Real vs. Fake Malachite: Don’t Get Fooled!

malachite elephant

Malachite, a vibrant green mineral, has been coveted by collectors and enthusiasts for centuries. Its rich green hues and unique patterns make it an ideal choice for jewelry and decorative items. Unfortunately, as with many precious stones, there are counterfeit malachite pieces on the market. The good news is that distinguishing between genuine and fake malachite is relatively simple once you know what to look for.

What Is Malachite?

The first thing you need to know is that malachite is a copper carbonate mineral that develops naturally over time in caves and caverns. You’ve probably seen some form of it hanging from the inside of a cave, like a modern icicle. You likely just didn’t know what it was at the time. It usually develops in places where air, salt, and water mix. In some regions of the world, malachite can found in a crystal form on the ground. Once it is mined, it is then polished, and buffed .

While the exact origin of the green crystal is unknown, it has been suggested that the term malachite comes from the Greek word malache or malakee. These terms are used to describe the leaves of the common mallow bush, probably due to the plant’s intense green color.

Malachite can also form as a patina on various metals.

Take for example the Statue of Liberty. Although the statue is made out of copper, which usually boasts a dark golden tone, due to oxidation, the copper has developed several patinas, one of which being malachite. These patinas are the source of the statue’s iconic green color.

How Can You Tell If It’s Real Malachite?

When malachite is faked it is usually done so synthetically. Therefore, it can be produced at a lower cost. This should be one of your biggest identifiers, the price. Any honest dealer is going to charge less for imitation or reconstituted malachite. Unfortunately, not every dealer is honest, so, when you come across malachite that is priced right, but you are still unsure of the authenticity, you’ll have to examine the stone itself.

If you are shopping online this can bring about a whole host of problems, but an authentic dealer should be more than willing to provide pictures and a satisfaction guarantee along with their products.

Color and Pattern

Real malachite exhibits a rich, dark green color with bands or swirls of various shades of green. These patterns, which can be straight, wavy, or concentric, are formed by the mineral’s crystalline structure. In contrast, fake malachite tends to have a more uniform and less vibrant green color. Counterfeiters often use dyes or paints to mimic the appearance of malachite, but these imitations lack the depth and variation of authentic specimens.

Take especially close note of the patterns and colors of the stone. You should see a whole mess of swirls, waves, circles, and stripes within the surfaces.

Another thing to note is, fake malachite usually is done so with stripes because they are the easiest and quickest to recreate.

Natural malachite will give off softer greens and change throughout the surface. As you scan your eyes over the surface of the stone, you should see various soft greens, which will eventually change to what looks like black-greens.

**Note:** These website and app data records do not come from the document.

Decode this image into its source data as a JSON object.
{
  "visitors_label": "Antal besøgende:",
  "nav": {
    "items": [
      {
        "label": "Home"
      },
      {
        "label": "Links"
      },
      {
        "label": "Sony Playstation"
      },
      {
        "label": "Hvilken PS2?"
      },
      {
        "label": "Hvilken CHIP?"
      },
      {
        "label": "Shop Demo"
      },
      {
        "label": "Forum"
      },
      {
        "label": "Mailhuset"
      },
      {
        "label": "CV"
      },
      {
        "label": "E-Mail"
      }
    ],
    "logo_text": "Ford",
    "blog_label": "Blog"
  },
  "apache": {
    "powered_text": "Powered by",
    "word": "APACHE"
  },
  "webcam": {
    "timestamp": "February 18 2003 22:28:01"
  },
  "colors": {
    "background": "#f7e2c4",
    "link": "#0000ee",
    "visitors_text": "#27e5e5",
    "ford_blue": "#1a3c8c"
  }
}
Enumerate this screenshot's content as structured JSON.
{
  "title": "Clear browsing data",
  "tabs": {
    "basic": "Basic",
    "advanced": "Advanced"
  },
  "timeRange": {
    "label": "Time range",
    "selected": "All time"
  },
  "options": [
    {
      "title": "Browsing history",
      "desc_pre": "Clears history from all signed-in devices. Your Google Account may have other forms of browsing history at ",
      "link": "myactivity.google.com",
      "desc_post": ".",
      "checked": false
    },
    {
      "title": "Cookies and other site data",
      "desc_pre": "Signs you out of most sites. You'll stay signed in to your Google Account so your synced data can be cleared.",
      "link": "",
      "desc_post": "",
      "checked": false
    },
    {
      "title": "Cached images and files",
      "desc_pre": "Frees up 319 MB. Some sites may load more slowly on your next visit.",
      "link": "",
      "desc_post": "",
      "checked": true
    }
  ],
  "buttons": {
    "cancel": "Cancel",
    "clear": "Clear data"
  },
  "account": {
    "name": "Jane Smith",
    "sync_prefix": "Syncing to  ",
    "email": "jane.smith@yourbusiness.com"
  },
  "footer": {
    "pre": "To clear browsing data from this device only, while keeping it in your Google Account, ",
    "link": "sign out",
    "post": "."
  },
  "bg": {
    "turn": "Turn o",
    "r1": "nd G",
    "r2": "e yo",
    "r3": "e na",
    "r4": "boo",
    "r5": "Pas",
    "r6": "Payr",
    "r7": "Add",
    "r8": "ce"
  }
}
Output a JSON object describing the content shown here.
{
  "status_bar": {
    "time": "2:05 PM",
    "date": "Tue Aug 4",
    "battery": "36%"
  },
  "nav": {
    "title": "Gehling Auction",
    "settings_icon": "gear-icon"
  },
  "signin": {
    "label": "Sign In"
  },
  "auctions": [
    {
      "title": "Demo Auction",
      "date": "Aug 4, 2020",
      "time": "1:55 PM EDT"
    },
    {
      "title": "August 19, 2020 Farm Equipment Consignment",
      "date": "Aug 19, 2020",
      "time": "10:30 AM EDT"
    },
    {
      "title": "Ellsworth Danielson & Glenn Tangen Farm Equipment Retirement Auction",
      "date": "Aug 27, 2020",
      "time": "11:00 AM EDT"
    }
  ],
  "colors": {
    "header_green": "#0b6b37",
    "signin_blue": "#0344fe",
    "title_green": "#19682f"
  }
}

Synthetic stone is much harsher in color and will gleam when placed under light.

Cold to the Touch

Genuine malachite is a dense and solid mineral, which means it should feel cold to the touch, even when held for an extended period. Fake malachite, on the other hand, may be made from materials such as plastic or resin, which are poor thermal conductors and will not feel cold. When shopping for malachite, take a moment to hold the piece in your hand to determine its temperature.

Tips for Buying Malachite

Buy from Reputable Dealers

When purchasing malachite, choose a reputable dealer with a proven track record of selling genuine stones. This can minimize the risk of purchasing counterfeit malachite. If possible, ask for documentation or certification of authenticity for the stone.

Don’t be afraid to ask the seller questions about the malachite. A knowledgeable and trustworthy seller should be able to provide detailed information about the stone and its provenance.

Examine the Price

Authentic malachite can be expensive, especially for larger or higher-quality specimens. If the price of a malachite piece seems too good to be true, it may be a sign that it is not genuine. Be cautious of significantly discounted or unusually low-priced items, as they may be counterfeit.

Leave a Reply

Your email address will not be published. Required fields are marked *